Putin ‘ready for dialogue’: Russian bank CEO

Russia's President Vladimir Putin speaks at a news conference at the end of the G20 summit in Brisbane November 16, 2014.
Mikhail Klimentyev | RIA Novosti | Kremlin | Reuters
Russia's President Vladimir Putin speaks at a news conference at the end of the G20 summit in Brisbane November 16, 2014.

Russian President Vladimir Putin is ready to have talks about how to resolve the Ukrainian crisis, one of Russia's best-known business figures has told CNBC.

Andrey Kostin, chairman and chief executive of VTB, Russia's second-largest bank, which is part-owned by the Russian state, said: "Mr Putin is ready for dialogue, I think, and the sooner the politicians sit together and resolve this issue, the better for bankers and business."

"Russian leaders have a completely different view on what's happened in Ukraine…Dialogue is the only way to resolve this issue."

This may be belied by Putin's early exit from the G20 leaders' meeting in Brisbane, Australia this week.
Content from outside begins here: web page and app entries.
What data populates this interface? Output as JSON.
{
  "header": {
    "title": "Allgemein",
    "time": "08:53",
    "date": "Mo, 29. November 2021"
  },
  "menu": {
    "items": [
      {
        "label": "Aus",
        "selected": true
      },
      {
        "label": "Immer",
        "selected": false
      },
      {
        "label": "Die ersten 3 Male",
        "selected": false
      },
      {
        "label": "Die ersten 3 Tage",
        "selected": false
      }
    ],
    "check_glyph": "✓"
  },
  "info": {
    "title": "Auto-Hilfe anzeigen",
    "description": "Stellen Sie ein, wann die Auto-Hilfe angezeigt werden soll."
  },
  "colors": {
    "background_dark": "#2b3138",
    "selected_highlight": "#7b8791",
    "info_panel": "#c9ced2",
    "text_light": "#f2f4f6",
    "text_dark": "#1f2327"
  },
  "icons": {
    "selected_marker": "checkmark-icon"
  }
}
Petro Poroshenko, the Ukrainian President, warned on Twitter Monday: "We are prepared for a scenario of total war. We don't want war, we want peace, we are fighting for EU values. Russia doesn't respect any agreement."
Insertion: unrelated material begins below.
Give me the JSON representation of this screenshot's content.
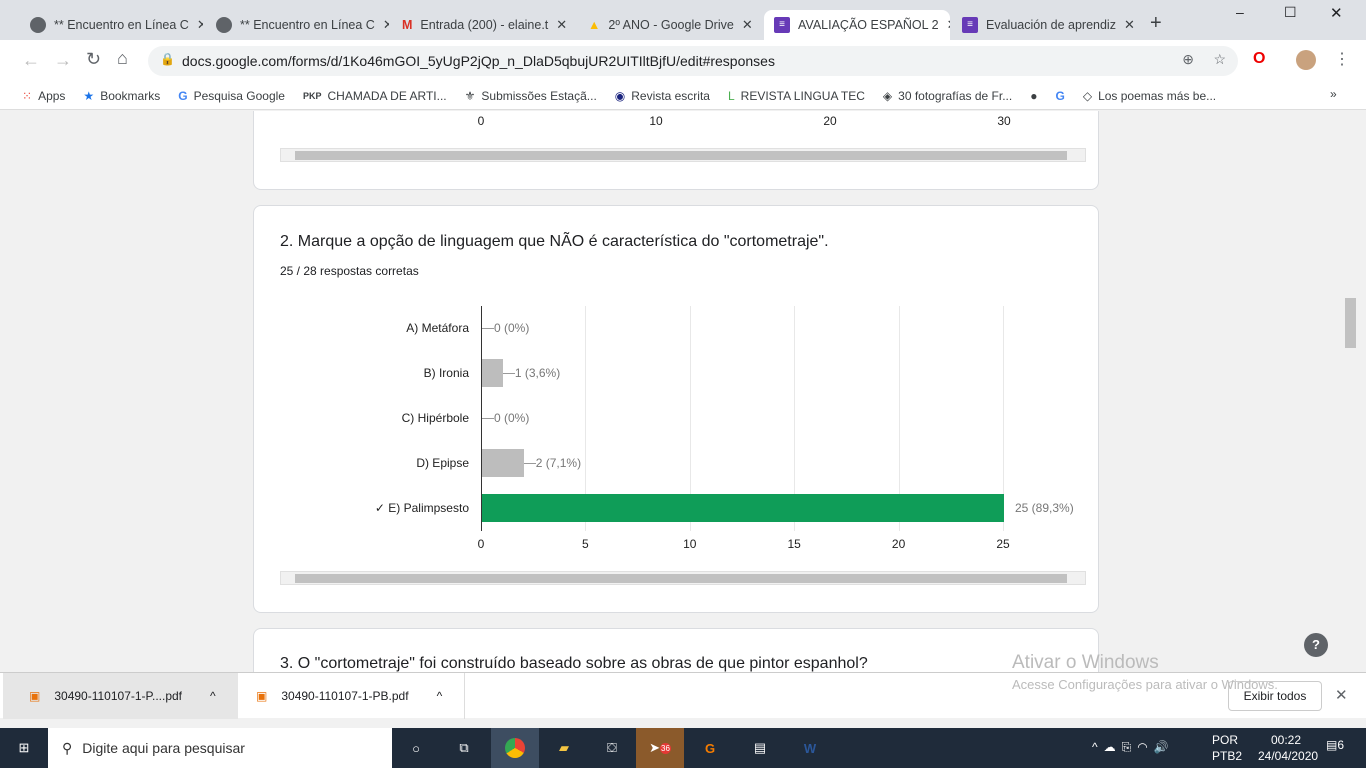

However, the news that the head of Rosneft, the Russian state-backed energy giant, will fly to Vienna ahead of a meeting of OPEC, the group of the world's biggest oil producers, next week, could be a sign of Russian business being welcomed in from the international cold.

VTB is considering delisting from the London Stock Exchange over further demands made by the stock exchange, which "go beyond the sanctions imposed by the European Union," according to Kostin.

"We would rather stay…we believe that the LSE is better for us than other stock exchanges," he added. VTB will probably move its listing to Singapore or Hong Kong, Kostin said. He claimed that the bank is not under pressure from the Russian government to take this position.

The Russian bank is one of the main targets of sanctions imposed by the U.S. and Europe in the light of Russian actions in Ukraine.

Since the sanctions came into force, the ruble has tanked against the dollar, and the price of oil, Russia's biggest export, has fallen below $80 a barrel, raising fears that Russia's economy may experience the fallout of sanctions for years.

"I don't think that there's panic on the market," Kostin said – but added that it is important to get a "stable" level on the ruble, even if that level is low.

- By CNBC's Catherine Boyle